[responsive][/responsive]In order to consciously consume, one must be able to readily identify what one is consuming. If a grocery shopper wants a bunch of bananas, he looks for them in the produce department, in their typical yellow jackets. This works because we know, at a glance, what makes something a “banana.”
So it goes in the magazine industry. Readers know as soon as they pick it up what constitutes a “magazine.” Digital magazine readers, on the other hand, are facing a tremendous learning curve. The mass of online content — sometimes replicated from print, sometimes curated entirely differently, sometimes not curated at all but simply streamed – is not readily identifiable as “magazine.”
So much so, in fact, that one digital content advocate has written a lengthy article to explain exactly what makes up the various types of digital magazines. It’s a well done and intelligent piece, but the very necessity of such a piece bolsters our opinion on how consumers view magazines.
“The greatest aspect relative to the use of the word magazine as part of a published brand name is that the publisher’s potential audience already understands the basic brand offering based on the connotation of the word magazine,” writes David Blankenship in the Advonte Media blog.
(Stay with us – that point is key…the audience already understands the basic idea of the word “magazine.”)
“Consumers immediately visualize the historic traditional or even modern digital edition paginated format of a publication when the word “magazine” is used to identify the media brand,” he continues, noting that the magazine element of the brand “remains the iconic periodic content based deliverable and the magazine website is the key access point and hub of the brand.”
Yet Blankenship goes on to assert that print will no longer be the defacto medium by which magazines are defined.
“The digital format will become the standard delivery format and structure for profitable mainstream business and consumer magazines.

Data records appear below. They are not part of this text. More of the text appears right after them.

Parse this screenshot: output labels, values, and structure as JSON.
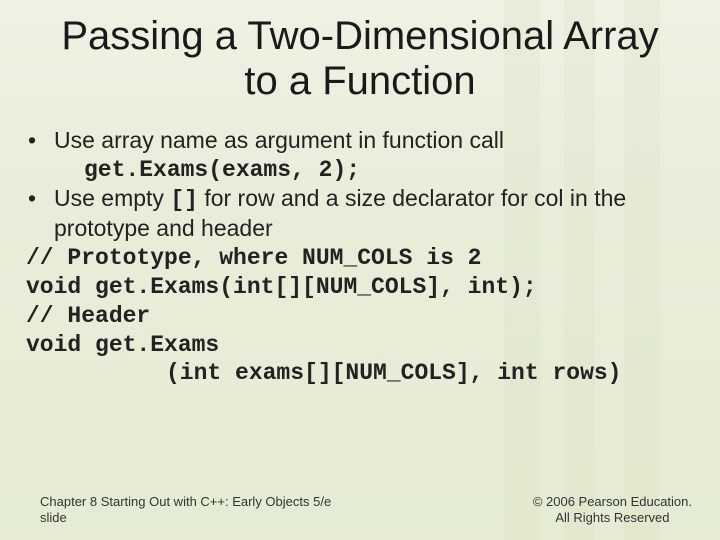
{
  "title": "Passing a Two-Dimensional Array to a Function",
  "bullets": {
    "b1": "Use array name as argument in function call",
    "b1code": "get.Exams(exams, 2);",
    "b2a": "Use empty ",
    "b2code": "[]",
    "b2b": " for row and a size declarator for col in the prototype and header"
  },
  "code": {
    "c1": "// Prototype, where NUM_COLS is 2",
    "c2": "void get.Exams(int[][NUM_COLS], int);",
    "c3": "// Header",
    "c4": "void get.Exams",
    "c5": "(int exams[][NUM_COLS], int rows)"
  },
  "footer": {
    "left1": "Chapter 8 Starting Out with C++: Early Objects 5/e",
    "left2": "slide",
    "right1": "© 2006 Pearson Education.",
    "right2": "All Rights Reserved"
  }
}
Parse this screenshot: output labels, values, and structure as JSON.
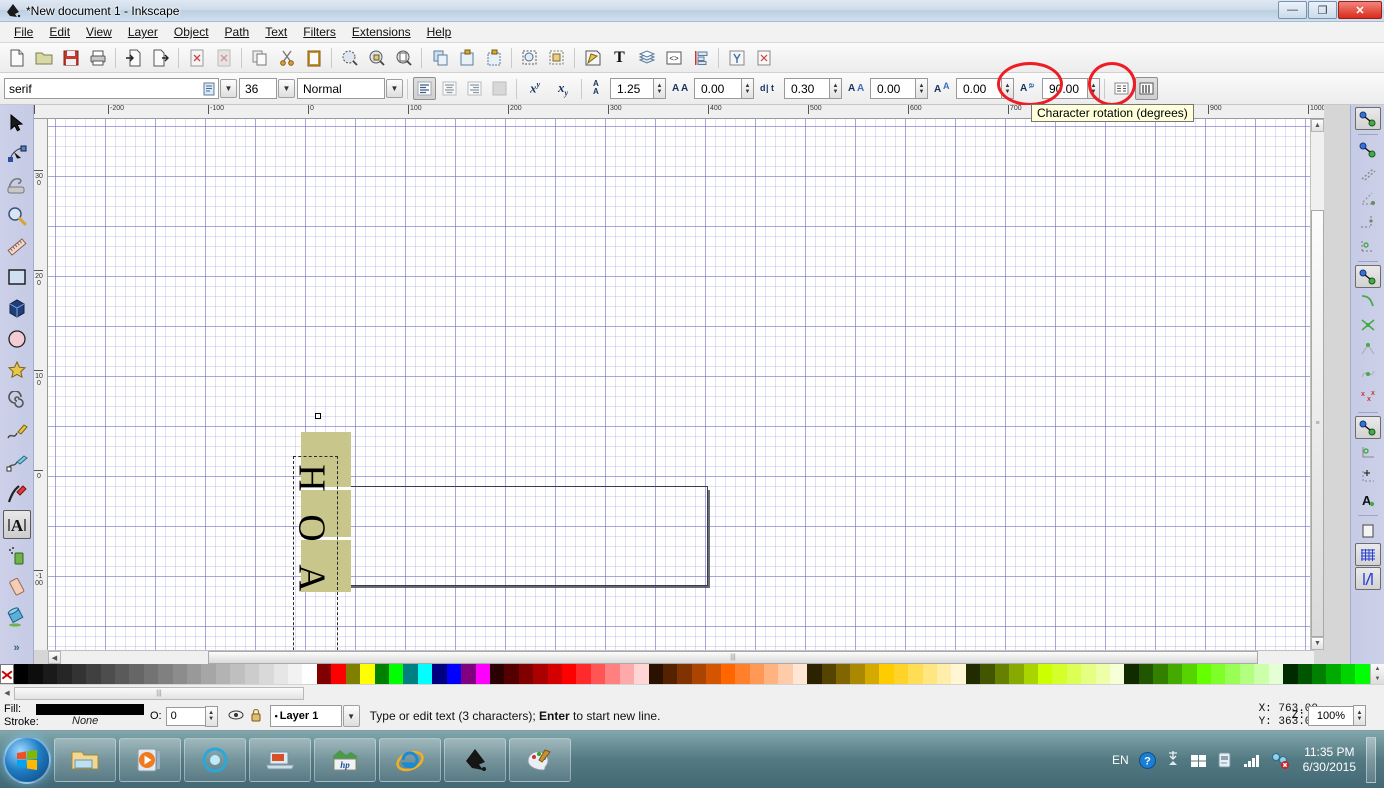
{
  "window": {
    "title": "*New document 1 - Inkscape",
    "app_icon": "inkscape-icon",
    "buttons": {
      "minimize": "—",
      "maximize": "❐",
      "close": "✕"
    }
  },
  "menubar": {
    "items": [
      {
        "label": "File",
        "mnemonic": "F"
      },
      {
        "label": "Edit",
        "mnemonic": "E"
      },
      {
        "label": "View",
        "mnemonic": "V"
      },
      {
        "label": "Layer",
        "mnemonic": "L"
      },
      {
        "label": "Object",
        "mnemonic": "O"
      },
      {
        "label": "Path",
        "mnemonic": "P"
      },
      {
        "label": "Text",
        "mnemonic": "T"
      },
      {
        "label": "Filters",
        "mnemonic": "r"
      },
      {
        "label": "Extensions",
        "mnemonic": "n"
      },
      {
        "label": "Help",
        "mnemonic": "H"
      }
    ]
  },
  "commandbar": {
    "buttons": [
      "new-document-icon",
      "open-document-icon",
      "save-document-icon",
      "print-document-icon",
      "import-icon",
      "export-icon",
      "undo-icon",
      "redo-icon",
      "copy-icon",
      "cut-icon",
      "paste-icon",
      "zoom-selection-icon",
      "zoom-drawing-icon",
      "zoom-page-icon",
      "duplicate-icon",
      "group-icon",
      "ungroup-icon",
      "fill-stroke-dialog-icon",
      "edit-objects-icon",
      "text-properties-icon",
      "text-tool-icon",
      "layers-dialog-icon",
      "xml-editor-icon",
      "align-distribute-icon",
      "preferences-icon",
      "document-properties-icon"
    ]
  },
  "textbar": {
    "font_family": "serif",
    "font_family_icon": "font-list-icon",
    "font_size": "36",
    "font_style": "Normal",
    "align_buttons": [
      {
        "name": "align-left",
        "icon": "align-left-icon",
        "active": true
      },
      {
        "name": "align-center",
        "icon": "align-center-icon",
        "active": false
      },
      {
        "name": "align-right",
        "icon": "align-right-icon",
        "active": false
      },
      {
        "name": "align-justify",
        "icon": "align-justify-icon",
        "active": false
      }
    ],
    "superscript_label": "x",
    "superscript_sup": "y",
    "subscript_label": "x",
    "subscript_sub": "y",
    "fields": [
      {
        "name": "line-spacing",
        "icon": "line-spacing-icon",
        "value": "1.25",
        "width": 44
      },
      {
        "name": "letter-spacing",
        "icon": "letter-spacing-icon",
        "value": "0.00",
        "width": 48
      },
      {
        "name": "word-spacing",
        "icon": "word-spacing-icon",
        "value": "0.30",
        "width": 46
      },
      {
        "name": "horizontal-kerning",
        "icon": "horizontal-kerning-icon",
        "value": "0.00",
        "width": 46
      },
      {
        "name": "vertical-kerning",
        "icon": "vertical-kerning-icon",
        "value": "0.00",
        "width": 46
      },
      {
        "name": "character-rotation",
        "icon": "character-rotation-icon",
        "value": "90.00",
        "width": 46
      }
    ],
    "writing_mode_horizontal": "horizontal-text-icon",
    "writing_mode_vertical": "vertical-text-icon"
  },
  "tooltip": {
    "text": "Character rotation (degrees)"
  },
  "annotations": {
    "circle_color": "#ee1c23",
    "targets": [
      "character-rotation-field",
      "vertical-text-button"
    ]
  },
  "toolbox": {
    "tools": [
      {
        "name": "selector-tool",
        "icon": "arrow-pointer-icon",
        "active": false
      },
      {
        "name": "node-tool",
        "icon": "node-edit-icon",
        "active": false
      },
      {
        "name": "tweak-tool",
        "icon": "tweak-icon",
        "active": false
      },
      {
        "name": "zoom-tool",
        "icon": "magnifier-icon",
        "active": false
      },
      {
        "name": "measure-tool",
        "icon": "ruler-icon",
        "active": false
      },
      {
        "name": "rectangle-tool",
        "icon": "rectangle-icon",
        "active": false
      },
      {
        "name": "box3d-tool",
        "icon": "cube-icon",
        "active": false
      },
      {
        "name": "ellipse-tool",
        "icon": "ellipse-icon",
        "active": false
      },
      {
        "name": "star-tool",
        "icon": "star-icon",
        "active": false
      },
      {
        "name": "spiral-tool",
        "icon": "spiral-icon",
        "active": false
      },
      {
        "name": "pencil-tool",
        "icon": "pencil-icon",
        "active": false
      },
      {
        "name": "pen-tool",
        "icon": "bezier-pen-icon",
        "active": false
      },
      {
        "name": "calligraphy-tool",
        "icon": "calligraphy-icon",
        "active": false
      },
      {
        "name": "text-tool",
        "icon": "text-A-icon",
        "active": true
      },
      {
        "name": "spray-tool",
        "icon": "spray-can-icon",
        "active": false
      },
      {
        "name": "eraser-tool",
        "icon": "eraser-icon",
        "active": false
      },
      {
        "name": "paint-bucket-tool",
        "icon": "paint-bucket-icon",
        "active": false
      }
    ],
    "overflow_label": "»"
  },
  "snapbar": {
    "buttons": [
      {
        "name": "enable-snapping",
        "icon": "snap-master-icon",
        "active": true,
        "sep_after": true
      },
      {
        "name": "snap-bounding-boxes",
        "icon": "snap-bbox-icon",
        "active": false
      },
      {
        "name": "snap-bbox-edges",
        "icon": "snap-bbox-edge-icon",
        "active": false
      },
      {
        "name": "snap-bbox-corners",
        "icon": "snap-bbox-corner-icon",
        "active": false
      },
      {
        "name": "snap-bbox-edge-midpoints",
        "icon": "snap-bbox-midpoint-icon",
        "active": false
      },
      {
        "name": "snap-bbox-centers",
        "icon": "snap-bbox-center-icon",
        "active": false,
        "sep_after": true
      },
      {
        "name": "snap-nodes-paths",
        "icon": "snap-nodes-icon",
        "active": true
      },
      {
        "name": "snap-paths",
        "icon": "snap-path-icon",
        "active": false
      },
      {
        "name": "snap-path-intersections",
        "icon": "snap-intersection-icon",
        "active": false
      },
      {
        "name": "snap-to-cusp-nodes",
        "icon": "snap-cusp-icon",
        "active": false
      },
      {
        "name": "snap-smooth-nodes",
        "icon": "snap-smooth-icon",
        "active": false
      },
      {
        "name": "snap-midpoints",
        "icon": "snap-midpoint-icon",
        "active": false,
        "sep_after": true
      },
      {
        "name": "snap-others",
        "icon": "snap-others-icon",
        "active": true
      },
      {
        "name": "snap-object-centers",
        "icon": "snap-object-center-icon",
        "active": false
      },
      {
        "name": "snap-rotation-centers",
        "icon": "snap-rotation-center-icon",
        "active": false
      },
      {
        "name": "snap-text-baselines",
        "icon": "snap-text-baseline-icon",
        "active": false,
        "sep_after": true
      },
      {
        "name": "snap-page-border",
        "icon": "snap-page-border-icon",
        "active": false
      },
      {
        "name": "snap-grids",
        "icon": "snap-grid-icon",
        "active": true
      },
      {
        "name": "snap-guides",
        "icon": "snap-guide-icon",
        "active": true
      }
    ]
  },
  "rulers": {
    "unit": "px",
    "h_labels": [
      "-200",
      "-100",
      "0",
      "100",
      "200",
      "300",
      "400",
      "500",
      "600",
      "700",
      "800",
      "900",
      "1000"
    ],
    "v_labels": [
      "300",
      "200",
      "100",
      "0",
      "-100"
    ]
  },
  "canvas": {
    "text_object": {
      "characters": [
        "H",
        "O",
        "A"
      ],
      "character_count": "3",
      "rotation_degrees": "90",
      "highlight_color": "#c8c68a"
    },
    "page_border": true,
    "grid_visible": true
  },
  "palette": {
    "none_swatch": "none-color-icon",
    "colors": [
      "#000000",
      "#0d0d0d",
      "#1a1a1a",
      "#262626",
      "#333333",
      "#404040",
      "#4d4d4d",
      "#5a5a5a",
      "#666666",
      "#737373",
      "#808080",
      "#8c8c8c",
      "#999999",
      "#a6a6a6",
      "#b3b3b3",
      "#bfbfbf",
      "#cccccc",
      "#d9d9d9",
      "#e6e6e6",
      "#f2f2f2",
      "#ffffff",
      "#800000",
      "#ff0000",
      "#808000",
      "#ffff00",
      "#008000",
      "#00ff00",
      "#008080",
      "#00ffff",
      "#000080",
      "#0000ff",
      "#800080",
      "#ff00ff",
      "#2b0000",
      "#550000",
      "#800000",
      "#aa0000",
      "#d40000",
      "#ff0000",
      "#ff2a2a",
      "#ff5555",
      "#ff8080",
      "#ffaaaa",
      "#ffd5d5",
      "#2b1100",
      "#552200",
      "#803300",
      "#aa4400",
      "#d45500",
      "#ff6600",
      "#ff7f2a",
      "#ff9955",
      "#ffb380",
      "#ffccaa",
      "#ffe6d5",
      "#2b2200",
      "#554400",
      "#806600",
      "#aa8800",
      "#d4aa00",
      "#ffcc00",
      "#ffd42a",
      "#ffdd55",
      "#ffe680",
      "#ffeeaa",
      "#fff6d5",
      "#222b00",
      "#445500",
      "#668000",
      "#88aa00",
      "#aad400",
      "#ccff00",
      "#d4ff2a",
      "#ddff55",
      "#e5ff80",
      "#eeffaa",
      "#f6ffd5",
      "#112b00",
      "#225500",
      "#338000",
      "#44aa00",
      "#55d400",
      "#66ff00",
      "#7fff2a",
      "#99ff55",
      "#b3ff80",
      "#ccffaa",
      "#e5ffd5",
      "#002b00",
      "#005500",
      "#008000",
      "#00aa00",
      "#00d400",
      "#00ff00"
    ],
    "scroll_icon": "palette-scroll-icon"
  },
  "statusbar": {
    "fill_label": "Fill:",
    "stroke_label": "Stroke:",
    "fill_value": "#000000",
    "stroke_value": "None",
    "opacity_label": "O:",
    "opacity_value": "0",
    "visibility_icon": "eye-icon",
    "lock_icon": "lock-icon",
    "layer_name": "Layer 1",
    "message_before": "Type or edit text (3 characters); ",
    "message_bold": "Enter",
    "message_after": " to start new line.",
    "x_label": "X:",
    "x_value": "763.00",
    "y_label": "Y:",
    "y_value": "363.00",
    "zoom_label": "Z:",
    "zoom_value": "100%"
  },
  "taskbar": {
    "start_icon": "windows-start-orb-icon",
    "apps": [
      {
        "name": "windows-explorer",
        "icon": "folder-icon"
      },
      {
        "name": "windows-media-player",
        "icon": "media-player-icon"
      },
      {
        "name": "media-center",
        "icon": "orb-icon"
      },
      {
        "name": "laptop-support",
        "icon": "laptop-icon"
      },
      {
        "name": "hp-support-assistant",
        "icon": "hp-icon"
      },
      {
        "name": "internet-explorer",
        "icon": "ie-icon"
      },
      {
        "name": "inkscape",
        "icon": "inkscape-icon"
      },
      {
        "name": "paint",
        "icon": "paint-palette-icon"
      }
    ],
    "tray": {
      "language": "EN",
      "items": [
        "help-icon",
        "show-hidden-icons-icon",
        "action-center-icon",
        "removable-media-icon",
        "network-icon",
        "network-error-icon"
      ],
      "time": "11:35 PM",
      "date": "6/30/2015"
    }
  }
}
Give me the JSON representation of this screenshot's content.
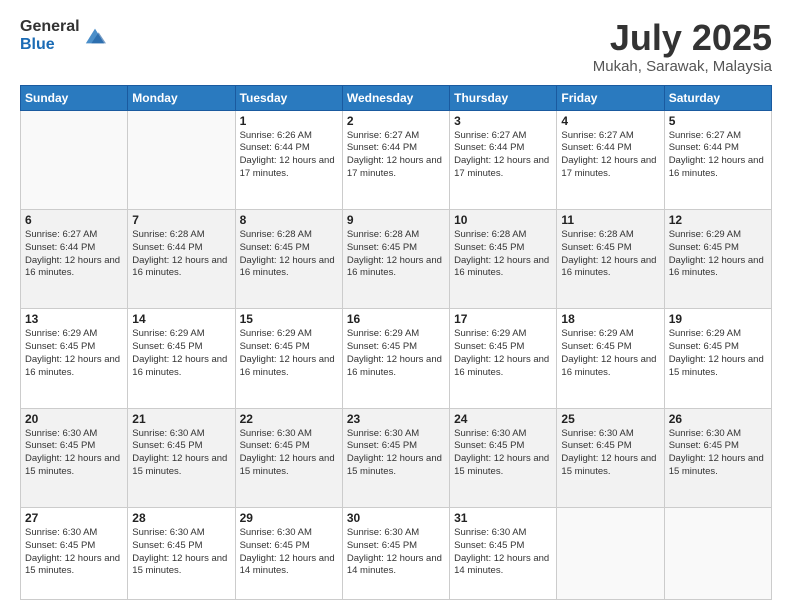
{
  "logo": {
    "general": "General",
    "blue": "Blue"
  },
  "title": {
    "month_year": "July 2025",
    "location": "Mukah, Sarawak, Malaysia"
  },
  "days_of_week": [
    "Sunday",
    "Monday",
    "Tuesday",
    "Wednesday",
    "Thursday",
    "Friday",
    "Saturday"
  ],
  "weeks": [
    [
      {
        "day": "",
        "sunrise": "",
        "sunset": "",
        "daylight": ""
      },
      {
        "day": "",
        "sunrise": "",
        "sunset": "",
        "daylight": ""
      },
      {
        "day": "1",
        "sunrise": "Sunrise: 6:26 AM",
        "sunset": "Sunset: 6:44 PM",
        "daylight": "Daylight: 12 hours and 17 minutes."
      },
      {
        "day": "2",
        "sunrise": "Sunrise: 6:27 AM",
        "sunset": "Sunset: 6:44 PM",
        "daylight": "Daylight: 12 hours and 17 minutes."
      },
      {
        "day": "3",
        "sunrise": "Sunrise: 6:27 AM",
        "sunset": "Sunset: 6:44 PM",
        "daylight": "Daylight: 12 hours and 17 minutes."
      },
      {
        "day": "4",
        "sunrise": "Sunrise: 6:27 AM",
        "sunset": "Sunset: 6:44 PM",
        "daylight": "Daylight: 12 hours and 17 minutes."
      },
      {
        "day": "5",
        "sunrise": "Sunrise: 6:27 AM",
        "sunset": "Sunset: 6:44 PM",
        "daylight": "Daylight: 12 hours and 16 minutes."
      }
    ],
    [
      {
        "day": "6",
        "sunrise": "Sunrise: 6:27 AM",
        "sunset": "Sunset: 6:44 PM",
        "daylight": "Daylight: 12 hours and 16 minutes."
      },
      {
        "day": "7",
        "sunrise": "Sunrise: 6:28 AM",
        "sunset": "Sunset: 6:44 PM",
        "daylight": "Daylight: 12 hours and 16 minutes."
      },
      {
        "day": "8",
        "sunrise": "Sunrise: 6:28 AM",
        "sunset": "Sunset: 6:45 PM",
        "daylight": "Daylight: 12 hours and 16 minutes."
      },
      {
        "day": "9",
        "sunrise": "Sunrise: 6:28 AM",
        "sunset": "Sunset: 6:45 PM",
        "daylight": "Daylight: 12 hours and 16 minutes."
      },
      {
        "day": "10",
        "sunrise": "Sunrise: 6:28 AM",
        "sunset": "Sunset: 6:45 PM",
        "daylight": "Daylight: 12 hours and 16 minutes."
      },
      {
        "day": "11",
        "sunrise": "Sunrise: 6:28 AM",
        "sunset": "Sunset: 6:45 PM",
        "daylight": "Daylight: 12 hours and 16 minutes."
      },
      {
        "day": "12",
        "sunrise": "Sunrise: 6:29 AM",
        "sunset": "Sunset: 6:45 PM",
        "daylight": "Daylight: 12 hours and 16 minutes."
      }
    ],
    [
      {
        "day": "13",
        "sunrise": "Sunrise: 6:29 AM",
        "sunset": "Sunset: 6:45 PM",
        "daylight": "Daylight: 12 hours and 16 minutes."
      },
      {
        "day": "14",
        "sunrise": "Sunrise: 6:29 AM",
        "sunset": "Sunset: 6:45 PM",
        "daylight": "Daylight: 12 hours and 16 minutes."
      },
      {
        "day": "15",
        "sunrise": "Sunrise: 6:29 AM",
        "sunset": "Sunset: 6:45 PM",
        "daylight": "Daylight: 12 hours and 16 minutes."
      },
      {
        "day": "16",
        "sunrise": "Sunrise: 6:29 AM",
        "sunset": "Sunset: 6:45 PM",
        "daylight": "Daylight: 12 hours and 16 minutes."
      },
      {
        "day": "17",
        "sunrise": "Sunrise: 6:29 AM",
        "sunset": "Sunset: 6:45 PM",
        "daylight": "Daylight: 12 hours and 16 minutes."
      },
      {
        "day": "18",
        "sunrise": "Sunrise: 6:29 AM",
        "sunset": "Sunset: 6:45 PM",
        "daylight": "Daylight: 12 hours and 16 minutes."
      },
      {
        "day": "19",
        "sunrise": "Sunrise: 6:29 AM",
        "sunset": "Sunset: 6:45 PM",
        "daylight": "Daylight: 12 hours and 15 minutes."
      }
    ],
    [
      {
        "day": "20",
        "sunrise": "Sunrise: 6:30 AM",
        "sunset": "Sunset: 6:45 PM",
        "daylight": "Daylight: 12 hours and 15 minutes."
      },
      {
        "day": "21",
        "sunrise": "Sunrise: 6:30 AM",
        "sunset": "Sunset: 6:45 PM",
        "daylight": "Daylight: 12 hours and 15 minutes."
      },
      {
        "day": "22",
        "sunrise": "Sunrise: 6:30 AM",
        "sunset": "Sunset: 6:45 PM",
        "daylight": "Daylight: 12 hours and 15 minutes."
      },
      {
        "day": "23",
        "sunrise": "Sunrise: 6:30 AM",
        "sunset": "Sunset: 6:45 PM",
        "daylight": "Daylight: 12 hours and 15 minutes."
      },
      {
        "day": "24",
        "sunrise": "Sunrise: 6:30 AM",
        "sunset": "Sunset: 6:45 PM",
        "daylight": "Daylight: 12 hours and 15 minutes."
      },
      {
        "day": "25",
        "sunrise": "Sunrise: 6:30 AM",
        "sunset": "Sunset: 6:45 PM",
        "daylight": "Daylight: 12 hours and 15 minutes."
      },
      {
        "day": "26",
        "sunrise": "Sunrise: 6:30 AM",
        "sunset": "Sunset: 6:45 PM",
        "daylight": "Daylight: 12 hours and 15 minutes."
      }
    ],
    [
      {
        "day": "27",
        "sunrise": "Sunrise: 6:30 AM",
        "sunset": "Sunset: 6:45 PM",
        "daylight": "Daylight: 12 hours and 15 minutes."
      },
      {
        "day": "28",
        "sunrise": "Sunrise: 6:30 AM",
        "sunset": "Sunset: 6:45 PM",
        "daylight": "Daylight: 12 hours and 15 minutes."
      },
      {
        "day": "29",
        "sunrise": "Sunrise: 6:30 AM",
        "sunset": "Sunset: 6:45 PM",
        "daylight": "Daylight: 12 hours and 14 minutes."
      },
      {
        "day": "30",
        "sunrise": "Sunrise: 6:30 AM",
        "sunset": "Sunset: 6:45 PM",
        "daylight": "Daylight: 12 hours and 14 minutes."
      },
      {
        "day": "31",
        "sunrise": "Sunrise: 6:30 AM",
        "sunset": "Sunset: 6:45 PM",
        "daylight": "Daylight: 12 hours and 14 minutes."
      },
      {
        "day": "",
        "sunrise": "",
        "sunset": "",
        "daylight": ""
      },
      {
        "day": "",
        "sunrise": "",
        "sunset": "",
        "daylight": ""
      }
    ]
  ]
}
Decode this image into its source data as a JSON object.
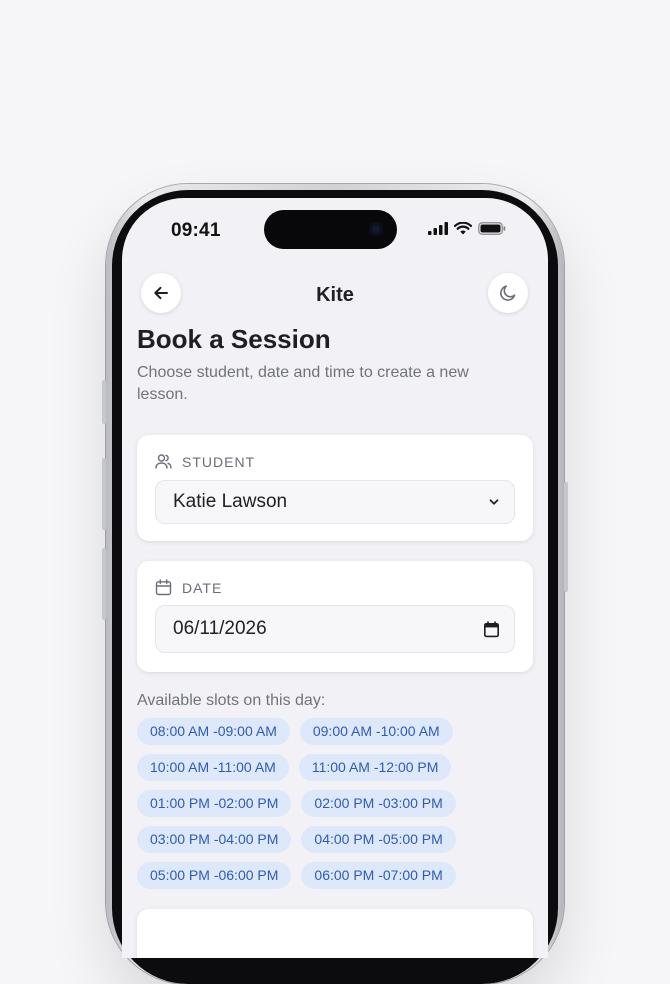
{
  "status_bar": {
    "time": "09:41"
  },
  "header": {
    "title": "Kite"
  },
  "page": {
    "heading": "Book a Session",
    "subtitle": "Choose student, date and time to create a new lesson."
  },
  "student": {
    "label": "STUDENT",
    "value": "Katie Lawson"
  },
  "date": {
    "label": "DATE",
    "value": "06/11/2026"
  },
  "slots": {
    "label": "Available slots on this day:",
    "items": [
      "08:00 AM -09:00 AM",
      "09:00 AM -10:00 AM",
      "10:00 AM -11:00 AM",
      "11:00 AM -12:00 PM",
      "01:00 PM -02:00 PM",
      "02:00 PM -03:00 PM",
      "03:00 PM -04:00 PM",
      "04:00 PM -05:00 PM",
      "05:00 PM -06:00 PM",
      "06:00 PM -07:00 PM"
    ]
  },
  "icons": {
    "back": "arrow-left-icon",
    "theme": "moon-icon",
    "student": "users-icon",
    "date": "calendar-icon",
    "dropdown": "chevron-down-icon",
    "date_picker": "calendar-picker-icon"
  },
  "colors": {
    "slot_bg": "#dde8fb",
    "slot_text": "#2e5bb8",
    "screen_bg": "#f2f2f6"
  }
}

Thus, a digital magazine will be referred to simply as a ‘magazine’ in the same way ‘ebooks’ or ‘digital books’ will once again only need to be reference as “books” by default with digital becoming the format expectation within the next generation.”
He gives a lengthy, detailed analysis of digital magazines, digital replica editions, magazine apps (both first and third party) and online magazines. As I said earlier, it’s well done and intelligent, and yet the very idea that this definition is needed makes his “digital is the future of the magazine” point kind of moot.
If something is that difficult to explain, it’s not likely that consumers will be into buying those bananas. Consumer preferences still trend strongly toward print magazines, regardless of what the digital industry believes. And slumping digital sales figures seem to back this up.
Blankenship speaks passionately about his preference for “modern technology, new media, and digital innovation as a requirement for the prosperous future of the magazine publishing industry. I am admittedly biased toward a digital publishing future and I see many opportunities for digital publishing advancement for existing and new publishers.”
And he’s right in one regard, that publishers do need to understand and embrace digital content when and where it makes sense. The market is evolving, and some companies are seeing success with digital revenue models. Yet we can’t forget that this is a free market and consumers will make the final choice.
Yes, I’m a print evangelist. It says so right on my LinkedIn profile. And it’s not simply because it’s my living. Print is a vital and lasting part of any free society; it doesn’t break when the batteries die, and won’t disappear when the lights go out. It doesn’t defy definition, because it needs no further definition. Just like those bananas.